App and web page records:
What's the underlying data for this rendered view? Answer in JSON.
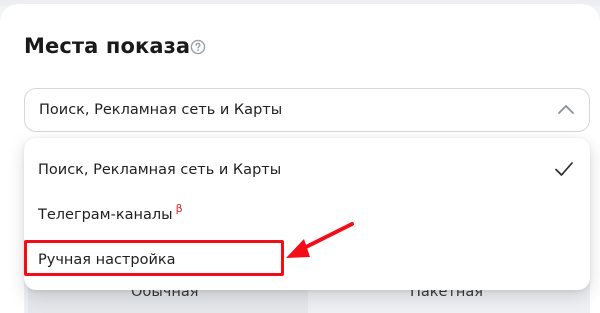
{
  "section": {
    "title": "Места показа"
  },
  "select": {
    "value": "Поиск, Рекламная сеть и Карты"
  },
  "dropdown": {
    "options": [
      {
        "label": "Поиск, Рекламная сеть и Карты",
        "selected": true
      },
      {
        "label": "Телеграм-каналы",
        "badge": "β",
        "selected": false
      },
      {
        "label": "Ручная настройка",
        "selected": false
      }
    ]
  },
  "segmented": {
    "options": [
      "Обычная",
      "Пакетная"
    ],
    "active_index": 0
  },
  "icons": {
    "help": "help-circle-icon",
    "chevron": "chevron-up-icon",
    "check": "check-icon"
  },
  "colors": {
    "accent_red": "#f20d18",
    "beta_red": "#e0262a"
  }
}
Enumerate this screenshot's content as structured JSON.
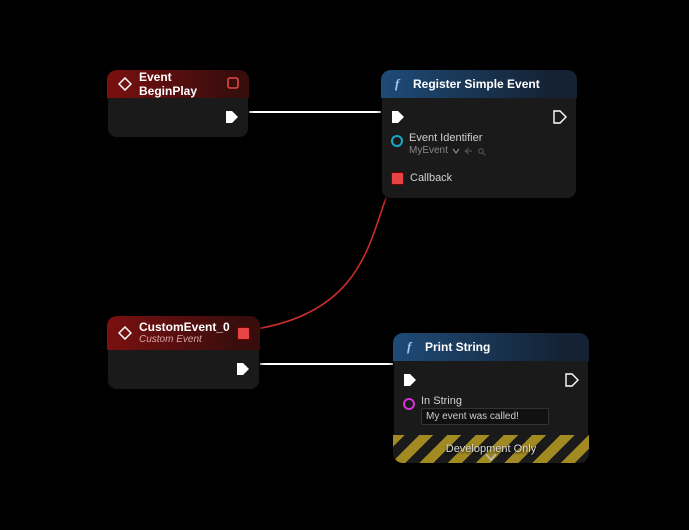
{
  "nodes": {
    "begin_play": {
      "title": "Event BeginPlay"
    },
    "register": {
      "title": "Register Simple Event",
      "pin_eventid_label": "Event Identifier",
      "pin_eventid_value": "MyEvent",
      "pin_callback_label": "Callback"
    },
    "custom_event": {
      "title": "CustomEvent_0",
      "subtitle": "Custom Event"
    },
    "print_string": {
      "title": "Print String",
      "pin_instring_label": "In String",
      "pin_instring_value": "My event was called!",
      "footer": "Development Only"
    }
  },
  "colors": {
    "exec_wire": "#ffffff",
    "delegate_wire": "#cc2b2b",
    "string_pin": "#d531d5",
    "object_pin": "#17a7c7",
    "delegate_pin": "#e64545"
  }
}
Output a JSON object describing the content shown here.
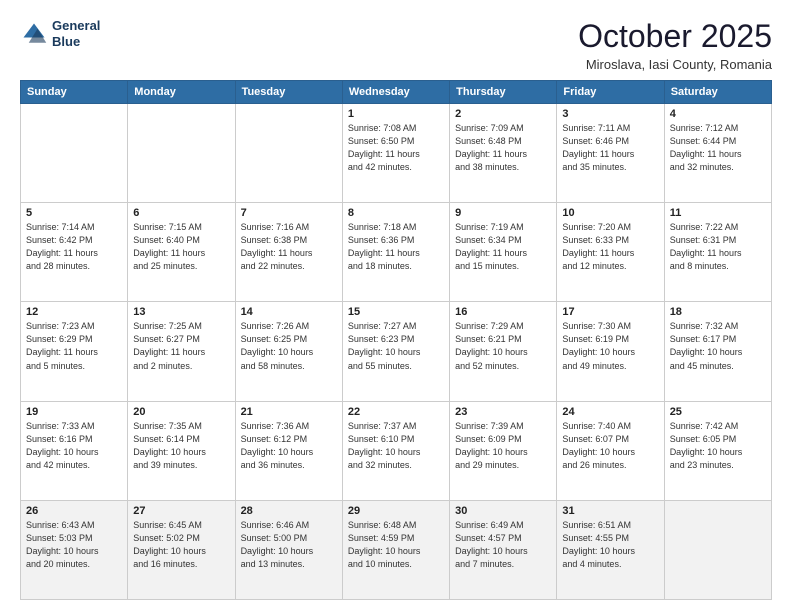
{
  "header": {
    "logo_line1": "General",
    "logo_line2": "Blue",
    "month_title": "October 2025",
    "subtitle": "Miroslava, Iasi County, Romania"
  },
  "weekdays": [
    "Sunday",
    "Monday",
    "Tuesday",
    "Wednesday",
    "Thursday",
    "Friday",
    "Saturday"
  ],
  "weeks": [
    [
      {
        "day": "",
        "info": ""
      },
      {
        "day": "",
        "info": ""
      },
      {
        "day": "",
        "info": ""
      },
      {
        "day": "1",
        "info": "Sunrise: 7:08 AM\nSunset: 6:50 PM\nDaylight: 11 hours\nand 42 minutes."
      },
      {
        "day": "2",
        "info": "Sunrise: 7:09 AM\nSunset: 6:48 PM\nDaylight: 11 hours\nand 38 minutes."
      },
      {
        "day": "3",
        "info": "Sunrise: 7:11 AM\nSunset: 6:46 PM\nDaylight: 11 hours\nand 35 minutes."
      },
      {
        "day": "4",
        "info": "Sunrise: 7:12 AM\nSunset: 6:44 PM\nDaylight: 11 hours\nand 32 minutes."
      }
    ],
    [
      {
        "day": "5",
        "info": "Sunrise: 7:14 AM\nSunset: 6:42 PM\nDaylight: 11 hours\nand 28 minutes."
      },
      {
        "day": "6",
        "info": "Sunrise: 7:15 AM\nSunset: 6:40 PM\nDaylight: 11 hours\nand 25 minutes."
      },
      {
        "day": "7",
        "info": "Sunrise: 7:16 AM\nSunset: 6:38 PM\nDaylight: 11 hours\nand 22 minutes."
      },
      {
        "day": "8",
        "info": "Sunrise: 7:18 AM\nSunset: 6:36 PM\nDaylight: 11 hours\nand 18 minutes."
      },
      {
        "day": "9",
        "info": "Sunrise: 7:19 AM\nSunset: 6:34 PM\nDaylight: 11 hours\nand 15 minutes."
      },
      {
        "day": "10",
        "info": "Sunrise: 7:20 AM\nSunset: 6:33 PM\nDaylight: 11 hours\nand 12 minutes."
      },
      {
        "day": "11",
        "info": "Sunrise: 7:22 AM\nSunset: 6:31 PM\nDaylight: 11 hours\nand 8 minutes."
      }
    ],
    [
      {
        "day": "12",
        "info": "Sunrise: 7:23 AM\nSunset: 6:29 PM\nDaylight: 11 hours\nand 5 minutes."
      },
      {
        "day": "13",
        "info": "Sunrise: 7:25 AM\nSunset: 6:27 PM\nDaylight: 11 hours\nand 2 minutes."
      },
      {
        "day": "14",
        "info": "Sunrise: 7:26 AM\nSunset: 6:25 PM\nDaylight: 10 hours\nand 58 minutes."
      },
      {
        "day": "15",
        "info": "Sunrise: 7:27 AM\nSunset: 6:23 PM\nDaylight: 10 hours\nand 55 minutes."
      },
      {
        "day": "16",
        "info": "Sunrise: 7:29 AM\nSunset: 6:21 PM\nDaylight: 10 hours\nand 52 minutes."
      },
      {
        "day": "17",
        "info": "Sunrise: 7:30 AM\nSunset: 6:19 PM\nDaylight: 10 hours\nand 49 minutes."
      },
      {
        "day": "18",
        "info": "Sunrise: 7:32 AM\nSunset: 6:17 PM\nDaylight: 10 hours\nand 45 minutes."
      }
    ],
    [
      {
        "day": "19",
        "info": "Sunrise: 7:33 AM\nSunset: 6:16 PM\nDaylight: 10 hours\nand 42 minutes."
      },
      {
        "day": "20",
        "info": "Sunrise: 7:35 AM\nSunset: 6:14 PM\nDaylight: 10 hours\nand 39 minutes."
      },
      {
        "day": "21",
        "info": "Sunrise: 7:36 AM\nSunset: 6:12 PM\nDaylight: 10 hours\nand 36 minutes."
      },
      {
        "day": "22",
        "info": "Sunrise: 7:37 AM\nSunset: 6:10 PM\nDaylight: 10 hours\nand 32 minutes."
      },
      {
        "day": "23",
        "info": "Sunrise: 7:39 AM\nSunset: 6:09 PM\nDaylight: 10 hours\nand 29 minutes."
      },
      {
        "day": "24",
        "info": "Sunrise: 7:40 AM\nSunset: 6:07 PM\nDaylight: 10 hours\nand 26 minutes."
      },
      {
        "day": "25",
        "info": "Sunrise: 7:42 AM\nSunset: 6:05 PM\nDaylight: 10 hours\nand 23 minutes."
      }
    ],
    [
      {
        "day": "26",
        "info": "Sunrise: 6:43 AM\nSunset: 5:03 PM\nDaylight: 10 hours\nand 20 minutes."
      },
      {
        "day": "27",
        "info": "Sunrise: 6:45 AM\nSunset: 5:02 PM\nDaylight: 10 hours\nand 16 minutes."
      },
      {
        "day": "28",
        "info": "Sunrise: 6:46 AM\nSunset: 5:00 PM\nDaylight: 10 hours\nand 13 minutes."
      },
      {
        "day": "29",
        "info": "Sunrise: 6:48 AM\nSunset: 4:59 PM\nDaylight: 10 hours\nand 10 minutes."
      },
      {
        "day": "30",
        "info": "Sunrise: 6:49 AM\nSunset: 4:57 PM\nDaylight: 10 hours\nand 7 minutes."
      },
      {
        "day": "31",
        "info": "Sunrise: 6:51 AM\nSunset: 4:55 PM\nDaylight: 10 hours\nand 4 minutes."
      },
      {
        "day": "",
        "info": ""
      }
    ]
  ]
}
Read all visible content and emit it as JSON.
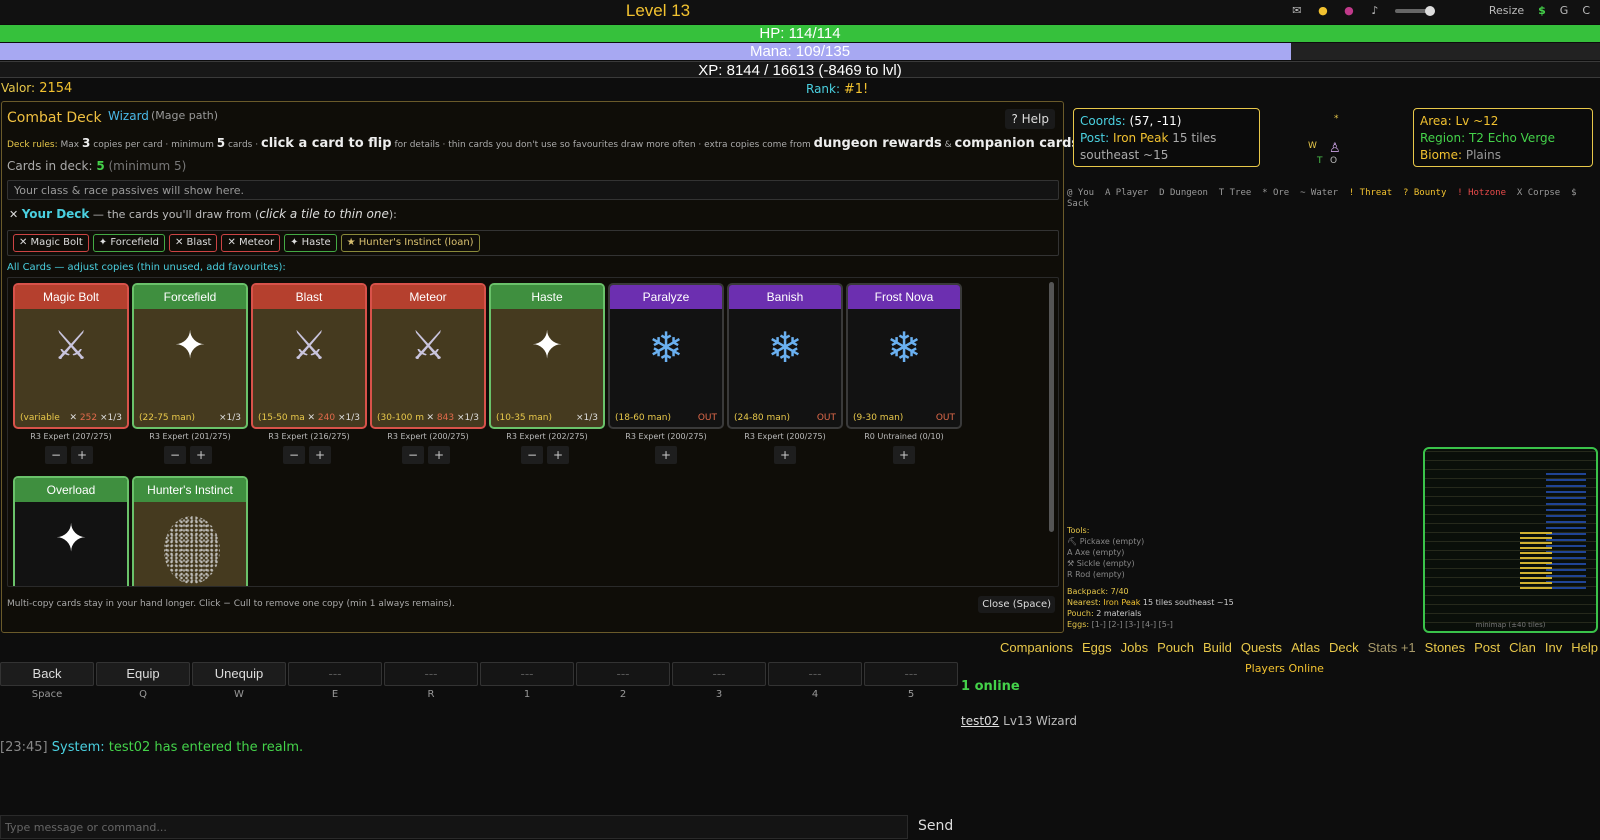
{
  "top": {
    "level": "Level 13",
    "resize": "Resize",
    "currency": [
      "$",
      "G",
      "C"
    ]
  },
  "bars": {
    "hp": "HP: 114/114",
    "hp_fraction": 1.0,
    "mana": "Mana: 109/135",
    "mana_fraction": 0.807,
    "xp": "XP: 8144 / 16613 (-8469 to lvl)"
  },
  "valor": {
    "label": "Valor:",
    "value": "2154"
  },
  "rank": {
    "label": "Rank:",
    "value": "#1!"
  },
  "deck": {
    "title": "Combat Deck",
    "class": "Wizard",
    "path": "(Mage path)",
    "help": "? Help",
    "rules": {
      "label": "Deck rules:",
      "max_pre": "Max",
      "max_n": "3",
      "max_post": "copies per card",
      "min_pre": "minimum",
      "min_n": "5",
      "min_post": "cards",
      "flip": "click a card to flip",
      "flip_post": "for details",
      "thin": "thin cards you don't use so favourites draw more often",
      "extra": "extra copies come from",
      "dungeon": "dungeon rewards",
      "amp": "&",
      "companion": "companion cards",
      "end": "."
    },
    "count_label": "Cards in deck:",
    "count_value": "5",
    "count_min": "(minimum 5)",
    "passives": "Your class & race passives will show here.",
    "your_deck_title": "Your Deck",
    "your_deck_desc": "— the cards you'll draw from (",
    "your_deck_hint": "click a tile to thin one",
    "your_deck_end": "):",
    "chips": [
      "✕ Magic Bolt",
      "✦ Forcefield",
      "✕ Blast",
      "✕ Meteor",
      "✦ Haste",
      "★ Hunter's Instinct (loan)"
    ],
    "all_cards_label": "All Cards — adjust copies (thin unused, add favourites):",
    "cards": [
      {
        "name": "Magic Bolt",
        "range": "(variable",
        "power": "252",
        "copies": "×1/3",
        "rank": "R3 Expert (207/275)"
      },
      {
        "name": "Forcefield",
        "range": "(22-75 man)",
        "copies": "×1/3",
        "rank": "R3 Expert (201/275)"
      },
      {
        "name": "Blast",
        "range": "(15-50 ma",
        "power": "240",
        "copies": "×1/3",
        "rank": "R3 Expert (216/275)"
      },
      {
        "name": "Meteor",
        "range": "(30-100 m",
        "power": "843",
        "copies": "×1/3",
        "rank": "R3 Expert (200/275)"
      },
      {
        "name": "Haste",
        "range": "(10-35 man)",
        "copies": "×1/3",
        "rank": "R3 Expert (202/275)"
      },
      {
        "name": "Paralyze",
        "range": "(18-60 man)",
        "status": "OUT",
        "rank": "R3 Expert (200/275)"
      },
      {
        "name": "Banish",
        "range": "(24-80 man)",
        "status": "OUT",
        "rank": "R3 Expert (200/275)"
      },
      {
        "name": "Frost Nova",
        "range": "(9-30 man)",
        "status": "OUT",
        "rank": "R0 Untrained (0/10)"
      },
      {
        "name": "Overload"
      },
      {
        "name": "Hunter's Instinct"
      }
    ],
    "note": "Multi-copy cards stay in your hand longer. Click − Cull to remove one copy (min 1 always remains).",
    "close": "Close (Space)"
  },
  "location": {
    "coords_label": "Coords:",
    "coords": "(57, -11)",
    "post_label": "Post:",
    "post_name": "Iron Peak",
    "post_dist": "15 tiles",
    "post_dir": "southeast ~15",
    "area": "Area: Lv ~12",
    "region": "Region: T2 Echo Verge",
    "biome_label": "Biome:",
    "biome": "Plains"
  },
  "compass": {
    "w": "W",
    "t": "T",
    "o": "O",
    "star": "*"
  },
  "legend": [
    "@ You",
    "A Player",
    "D Dungeon",
    "T Tree",
    "* Ore",
    "~ Water",
    "! Threat",
    "? Bounty",
    "! Hotzone",
    "X Corpse",
    "$ Sack"
  ],
  "tools": {
    "title": "Tools:",
    "items": [
      "⛏ Pickaxe (empty)",
      "A Axe (empty)",
      "⚒ Sickle (empty)",
      "R Rod (empty)"
    ],
    "backpack": "Backpack: 7/40",
    "nearest_label": "Nearest:",
    "nearest": "Iron Peak",
    "nearest_rest": "15 tiles southeast ~15",
    "pouch_label": "Pouch:",
    "pouch": "2 materials",
    "eggs_label": "Eggs:",
    "eggs": "[1-] [2-] [3-] [4-] [5-]"
  },
  "minimap_caption": "minimap (±40 tiles)",
  "menu": [
    "Companions",
    "Eggs",
    "Jobs",
    "Pouch",
    "Build",
    "Quests",
    "Atlas",
    "Deck",
    "Stats +1",
    "Stones",
    "Post",
    "Clan",
    "Inv",
    "Help"
  ],
  "players_online_label": "Players Online",
  "actions": [
    {
      "label": "Back",
      "key": "Space"
    },
    {
      "label": "Equip",
      "key": "Q"
    },
    {
      "label": "Unequip",
      "key": "W"
    },
    {
      "label": "---",
      "key": "E"
    },
    {
      "label": "---",
      "key": "R"
    },
    {
      "label": "---",
      "key": "1"
    },
    {
      "label": "---",
      "key": "2"
    },
    {
      "label": "---",
      "key": "3"
    },
    {
      "label": "---",
      "key": "4"
    },
    {
      "label": "---",
      "key": "5"
    }
  ],
  "online": "1 online",
  "player": {
    "name": "test02",
    "desc": "Lv13 Wizard"
  },
  "chat": {
    "time": "[23:45]",
    "sender": "System:",
    "message": "test02 has entered the realm.",
    "placeholder": "Type message or command...",
    "send": "Send"
  },
  "colors": {
    "accent": "#f2c230",
    "hp": "#36c13c",
    "mana": "#a7a8f2",
    "cyan": "#4ad0e0"
  }
}
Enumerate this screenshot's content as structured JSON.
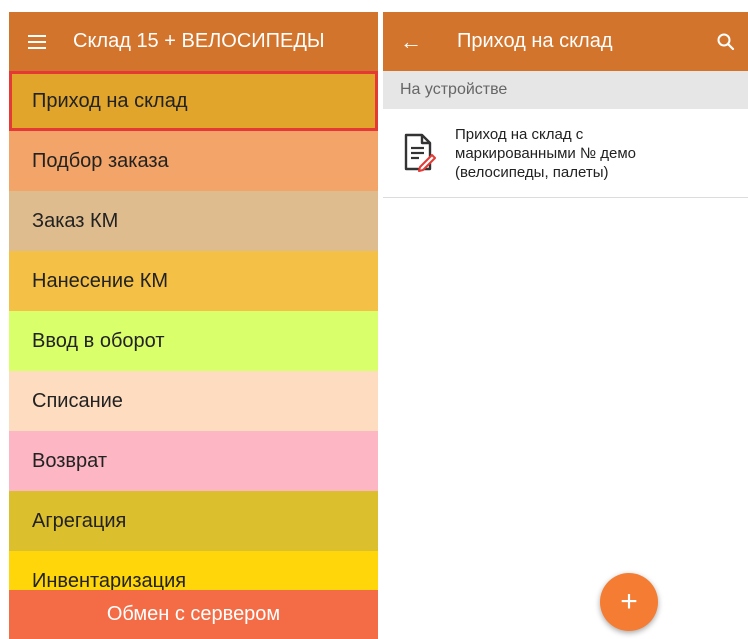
{
  "left": {
    "title": "Склад 15 + ВЕЛОСИПЕДЫ",
    "menu": [
      {
        "label": "Приход на склад",
        "color": "#e0a52a",
        "selected": true
      },
      {
        "label": "Подбор заказа",
        "color": "#f3a468"
      },
      {
        "label": "Заказ КМ",
        "color": "#dfbc8e"
      },
      {
        "label": "Нанесение КМ",
        "color": "#f4c045"
      },
      {
        "label": "Ввод в оборот",
        "color": "#d9ff6b"
      },
      {
        "label": "Списание",
        "color": "#fedcc0"
      },
      {
        "label": "Возврат",
        "color": "#fdb6c3"
      },
      {
        "label": "Агрегация",
        "color": "#dbbf2c"
      },
      {
        "label": "Инвентаризация",
        "color": "#ffd60a"
      }
    ],
    "bottom_button": "Обмен с сервером"
  },
  "right": {
    "title": "Приход на склад",
    "section_header": "На устройстве",
    "documents": [
      {
        "text": "Приход на склад с\nмаркированными № демо\n(велосипеды, палеты)",
        "icon": "document-edit-icon"
      }
    ],
    "fab_label": "+"
  },
  "colors": {
    "appbar": "#d3742c",
    "accent": "#f47c33",
    "highlight": "#e53935"
  }
}
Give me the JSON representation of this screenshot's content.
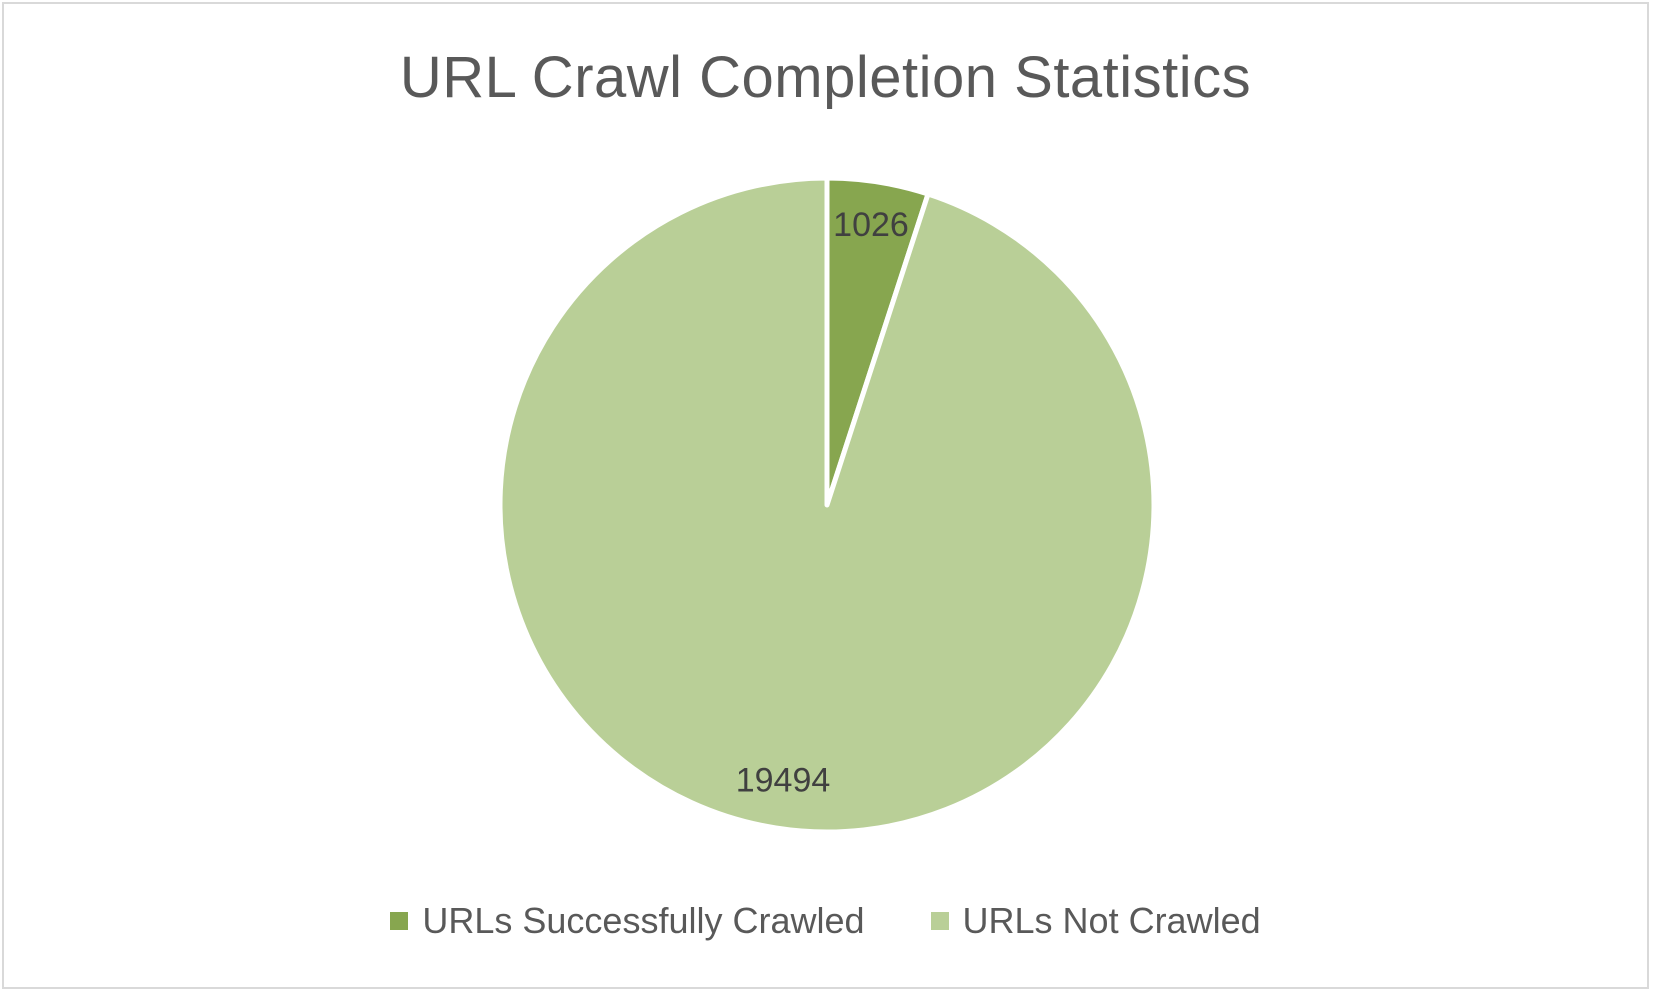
{
  "chart_data": {
    "type": "pie",
    "title": "URL Crawl Completion Statistics",
    "categories": [
      "URLs Successfully Crawled",
      "URLs Not Crawled"
    ],
    "values": [
      1026,
      19494
    ],
    "data_labels": [
      "1026",
      "19494"
    ],
    "colors": [
      "#87a64f",
      "#b9cf97"
    ],
    "legend_position": "bottom"
  }
}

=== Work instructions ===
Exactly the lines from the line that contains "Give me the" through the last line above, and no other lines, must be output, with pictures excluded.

=== Answer box ===
Give me the JSON representation of this screenshot's content.
{
  "chart_data": {
    "type": "pie",
    "title": "URL Crawl Completion Statistics",
    "categories": [
      "URLs Successfully Crawled",
      "URLs Not Crawled"
    ],
    "values": [
      1026,
      19494
    ],
    "data_labels": [
      "1026",
      "19494"
    ],
    "colors": [
      "#87a64f",
      "#b9cf97"
    ],
    "legend_position": "bottom"
  }
}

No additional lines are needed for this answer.